Poker is a card game that is played by two or more people. The player with the best five-card hand wins the pot, or pool of bets. The game has many variations, but the basic rules are similar across all. The game began to gain popularity in the early 21st century because of the internet, which allowed players to play at home and watch live broadcasts of poker tournaments. This sparked an interest in the game by ordinary people who wanted to learn how to win at poker.
The game begins with each player making an ante or blind bet. The dealer then shuffles the cards and deals them to each player, beginning with the player on his or her left. Depending on the variant of poker, the cards may be dealt face-up or face-down. Players then place bets, either in a round or in multiple rounds, until everyone has a complete hand.
To win at poker, it’s important to know the rules of each game. This will help you decide how to play and what bet sizes are appropriate. You also need to understand the odds of a winning hand. Lastly, it’s important to be mentally tough. Even the most skilled players will lose some hands, so it’s essential to stay level-headed and not let a bad beat get you down.
One of the most important skills to develop in poker is the ability to read opponents. This is something that can be learned through observation and practice. For example, watching videos of Phil Ivey playing poker will show you how he reads the table and reacts to different situations. This will help you to develop quick instincts that will allow you to make good decisions in the heat of the moment.
Another great way to improve your poker game is to spend time observing other players at the table. This will help you see the mistakes that a lot of people make when they play poker, so you can use this knowledge to your advantage.
Besides learning the rules of each game, it’s important to work on your physical fitness. Playing poker requires a lot of sitting and standing, so it’s important to maintain a healthy lifestyle. This will help you to avoid injury and stay in peak condition.

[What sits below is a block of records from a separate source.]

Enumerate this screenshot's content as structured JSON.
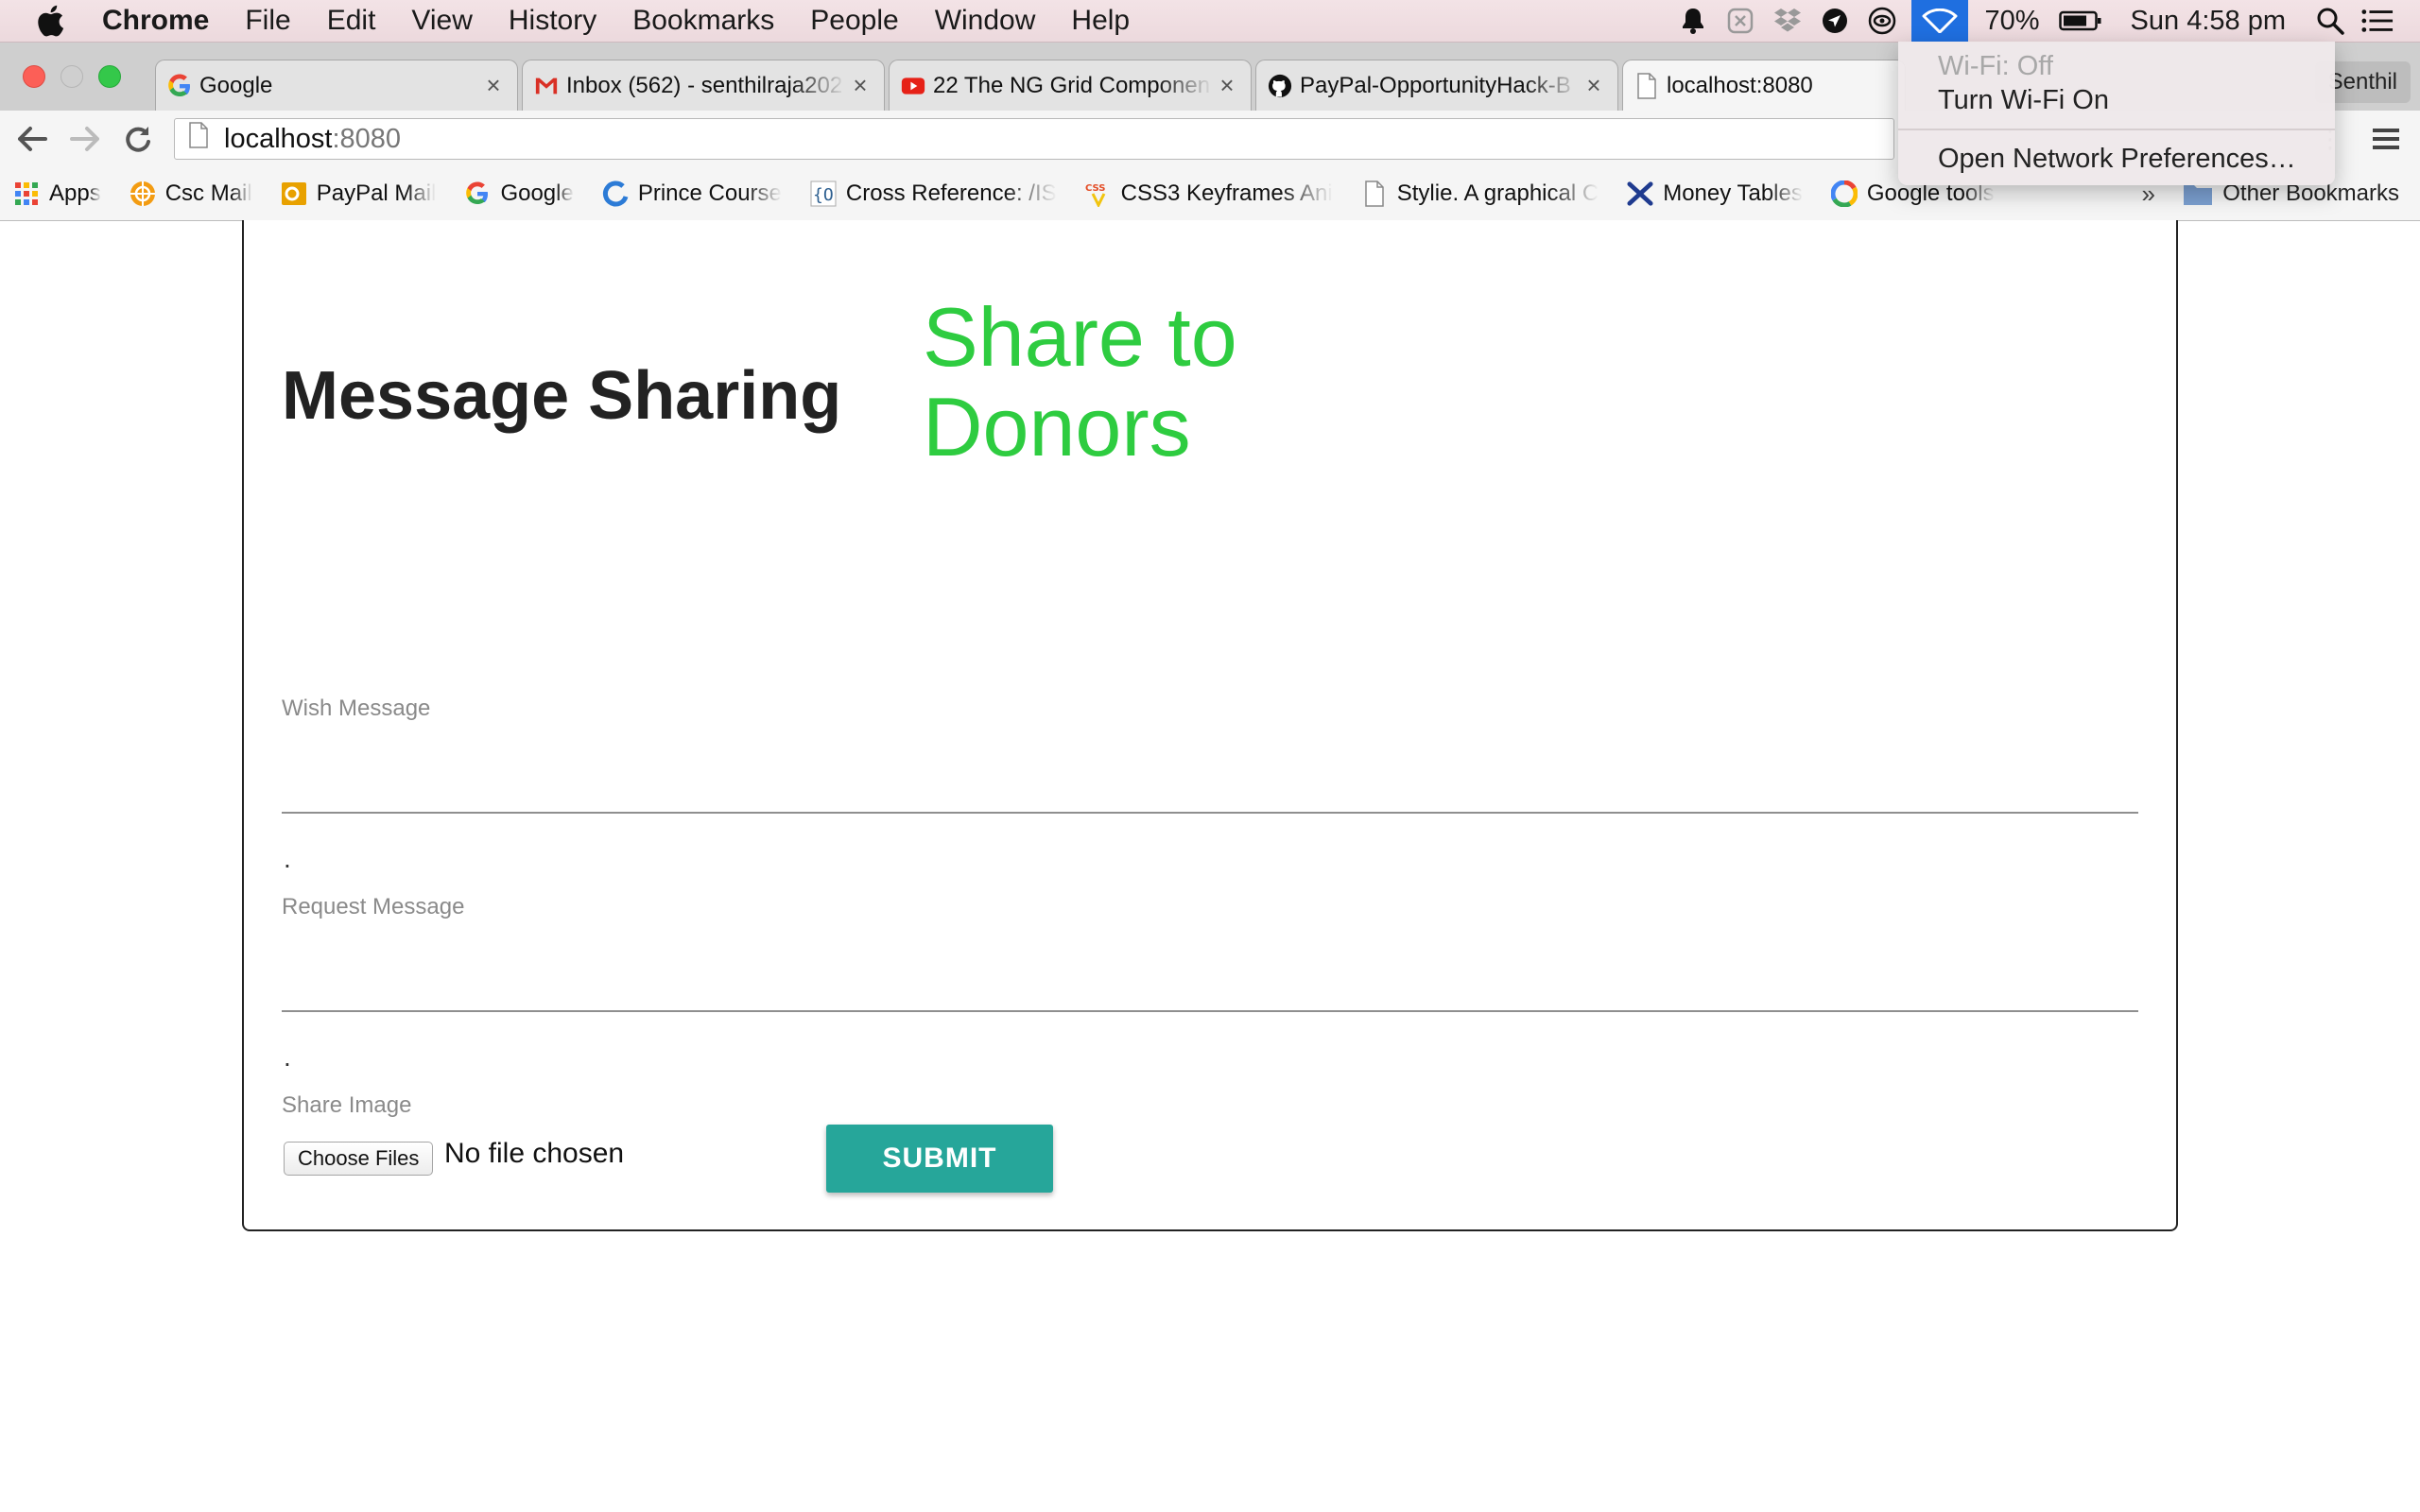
{
  "menubar": {
    "items": [
      "Chrome",
      "File",
      "Edit",
      "View",
      "History",
      "Bookmarks",
      "People",
      "Window",
      "Help"
    ],
    "battery": "70%",
    "clock": "Sun 4:58 pm"
  },
  "wifi_menu": {
    "status": "Wi-Fi: Off",
    "turn_on": "Turn Wi-Fi On",
    "preferences": "Open Network Preferences…"
  },
  "tabs": [
    {
      "title": "Google",
      "favicon": "google-icon"
    },
    {
      "title": "Inbox (562) - senthilraja202",
      "favicon": "gmail-icon"
    },
    {
      "title": "22 The NG Grid Componen",
      "favicon": "youtube-icon"
    },
    {
      "title": "PayPal-OpportunityHack-B",
      "favicon": "github-icon"
    },
    {
      "title": "localhost:8080",
      "favicon": "page-icon"
    }
  ],
  "profile_name": "Senthil",
  "address": {
    "host": "localhost",
    "port": ":8080"
  },
  "bookmarks": [
    {
      "label": "Apps",
      "icon": "apps-icon"
    },
    {
      "label": "Csc Mail",
      "icon": "csc-icon"
    },
    {
      "label": "PayPal Mail",
      "icon": "outlook-icon"
    },
    {
      "label": "Google",
      "icon": "google-icon"
    },
    {
      "label": "Prince Course",
      "icon": "prince-icon"
    },
    {
      "label": "Cross Reference: /IS",
      "icon": "xref-icon"
    },
    {
      "label": "CSS3 Keyframes Ani",
      "icon": "css3-icon"
    },
    {
      "label": "Stylie. A graphical C",
      "icon": "page-icon"
    },
    {
      "label": "Money Tables",
      "icon": "money-icon"
    },
    {
      "label": "Google tools",
      "icon": "google-tools-icon"
    }
  ],
  "bookmarks_more": "»",
  "other_bookmarks": "Other Bookmarks",
  "page": {
    "hero_title": "Share to Donors",
    "section_title": "Message Sharing",
    "wish_label": "Wish Message",
    "request_label": "Request Message",
    "dot1": ".",
    "dot2": ".",
    "image_label": "Share Image",
    "choose_files": "Choose Files",
    "no_file": "No file chosen",
    "submit": "SUBMIT"
  },
  "colors": {
    "hero": "#2ecc40",
    "submit": "#26a69a",
    "wifi_highlight": "#1f6fe0"
  }
}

In addition to learning the basic rules of poker, it’s a good idea to study some of the more obscure variations. This will allow you to expand your skill set and impress other players with your knowledge of the game. The more you learn, the better your poker game will be.